Unlike traditional stage plays of that era however, Hamlet could be examined on a much deeper level for its meaning and themes, many of which still apply today to a modern audience. One of the main themes of Hamlet is really the driving force behind the play’s plot; is the corruption within a royal household and by that extension, an entire nation.
From the scene provided, it could be seen how the young Hamlet is showing disgust for the house of Denmark, by indirectly abusing the king and the authority using a range of metaphors and biblical allusions. Polonius, the king’s trusted council member is compared to by Hamlet as that of a worm.
“Your worm is your only emperor for diet.” Indeed Hamlet continues to use this allusion throughout the scene, by encompassing Claudius, Polonius and everyone else in the Denmark system; and comparing them all to grave worms, Shakespeare has created an effective piece of imagery which fits in perfectly with what had been said at the beginning of the play by a common watchmen;
“Something is rotten in the state of Denmark.”
Although by no definition a traditional play, Hamlet still very much contains elements of conflict, and when viewed as a whole, it is easy to see the standard three stage event sequence of; conflict introduction, climax and conflict resolution. The conflict here is not so much Hamlet’s need to avenge his dead father, but rather the prince’s personal crusade against the corruption that has plagued Denmark.
Although not portrayed as much in the given scene, the character of Claudius is very much part into a negative light from the perspective of a Elizabethan audience. Who both cheats and lies to get his way in court, “With one auspicious and one drooping eye” Claudius encourages his courts to accept his marriage of Gertrude.

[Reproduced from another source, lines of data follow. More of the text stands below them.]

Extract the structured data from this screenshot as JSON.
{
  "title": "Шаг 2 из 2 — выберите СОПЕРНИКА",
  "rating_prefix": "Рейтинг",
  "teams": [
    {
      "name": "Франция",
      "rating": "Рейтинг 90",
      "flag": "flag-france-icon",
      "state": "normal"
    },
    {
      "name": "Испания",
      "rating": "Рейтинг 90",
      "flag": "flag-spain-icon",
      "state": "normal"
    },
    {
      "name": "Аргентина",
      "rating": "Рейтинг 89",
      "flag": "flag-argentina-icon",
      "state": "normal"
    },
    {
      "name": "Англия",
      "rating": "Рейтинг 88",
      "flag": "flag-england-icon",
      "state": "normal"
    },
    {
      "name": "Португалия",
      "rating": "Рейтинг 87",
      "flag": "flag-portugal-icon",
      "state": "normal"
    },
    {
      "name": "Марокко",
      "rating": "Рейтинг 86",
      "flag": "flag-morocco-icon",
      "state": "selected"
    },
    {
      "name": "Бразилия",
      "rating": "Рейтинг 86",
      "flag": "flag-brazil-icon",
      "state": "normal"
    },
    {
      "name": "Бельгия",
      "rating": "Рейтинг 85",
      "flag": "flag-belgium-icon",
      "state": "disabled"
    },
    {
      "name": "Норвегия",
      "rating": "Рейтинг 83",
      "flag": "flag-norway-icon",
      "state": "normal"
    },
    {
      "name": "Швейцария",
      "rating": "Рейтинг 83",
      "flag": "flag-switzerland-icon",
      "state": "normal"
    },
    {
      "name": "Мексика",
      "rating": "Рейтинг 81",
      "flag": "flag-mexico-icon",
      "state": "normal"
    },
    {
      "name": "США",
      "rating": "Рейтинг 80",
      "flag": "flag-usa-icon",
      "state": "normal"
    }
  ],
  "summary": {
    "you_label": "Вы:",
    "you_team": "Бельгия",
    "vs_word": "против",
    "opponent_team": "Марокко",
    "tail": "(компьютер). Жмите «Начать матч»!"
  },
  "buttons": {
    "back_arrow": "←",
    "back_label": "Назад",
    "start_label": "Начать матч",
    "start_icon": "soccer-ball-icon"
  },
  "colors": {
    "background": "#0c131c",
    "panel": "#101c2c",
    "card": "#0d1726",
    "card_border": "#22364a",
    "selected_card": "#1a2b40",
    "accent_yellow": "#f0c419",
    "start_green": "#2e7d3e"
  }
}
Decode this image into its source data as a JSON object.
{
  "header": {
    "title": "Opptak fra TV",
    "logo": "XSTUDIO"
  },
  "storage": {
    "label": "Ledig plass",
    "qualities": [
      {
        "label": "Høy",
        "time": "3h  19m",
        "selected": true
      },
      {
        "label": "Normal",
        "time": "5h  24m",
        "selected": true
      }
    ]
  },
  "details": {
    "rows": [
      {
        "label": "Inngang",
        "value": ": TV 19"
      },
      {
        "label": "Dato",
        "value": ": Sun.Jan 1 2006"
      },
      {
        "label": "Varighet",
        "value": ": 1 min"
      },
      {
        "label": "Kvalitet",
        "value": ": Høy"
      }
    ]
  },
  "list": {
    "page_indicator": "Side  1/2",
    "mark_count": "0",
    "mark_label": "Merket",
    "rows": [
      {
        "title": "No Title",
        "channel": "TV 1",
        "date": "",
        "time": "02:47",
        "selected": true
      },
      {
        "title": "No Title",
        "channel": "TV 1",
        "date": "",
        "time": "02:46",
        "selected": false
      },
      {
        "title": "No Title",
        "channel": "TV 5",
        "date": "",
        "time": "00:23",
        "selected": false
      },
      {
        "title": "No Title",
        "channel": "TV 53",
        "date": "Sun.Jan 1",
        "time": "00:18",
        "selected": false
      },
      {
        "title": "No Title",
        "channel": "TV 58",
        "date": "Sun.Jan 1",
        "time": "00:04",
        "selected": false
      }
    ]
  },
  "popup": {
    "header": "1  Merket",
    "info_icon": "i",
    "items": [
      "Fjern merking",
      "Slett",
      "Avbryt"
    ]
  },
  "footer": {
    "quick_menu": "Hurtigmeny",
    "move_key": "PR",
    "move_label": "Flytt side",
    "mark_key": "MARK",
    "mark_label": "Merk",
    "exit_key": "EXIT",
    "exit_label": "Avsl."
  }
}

This is where Hamlet differentiates itself from that of a traditional stage play. There are set characters and there are set roles for each of them. But what is interesting is the fact that the characters in Hamlet not always abide by these traditional roles. And more often than not, drama and confusion is created when there contains a doubling of roles. For example, the case with Laertes and Hamlet both is being the Tragic hero and the avengers. The morality of their cause would both seem noble and justified to some degree,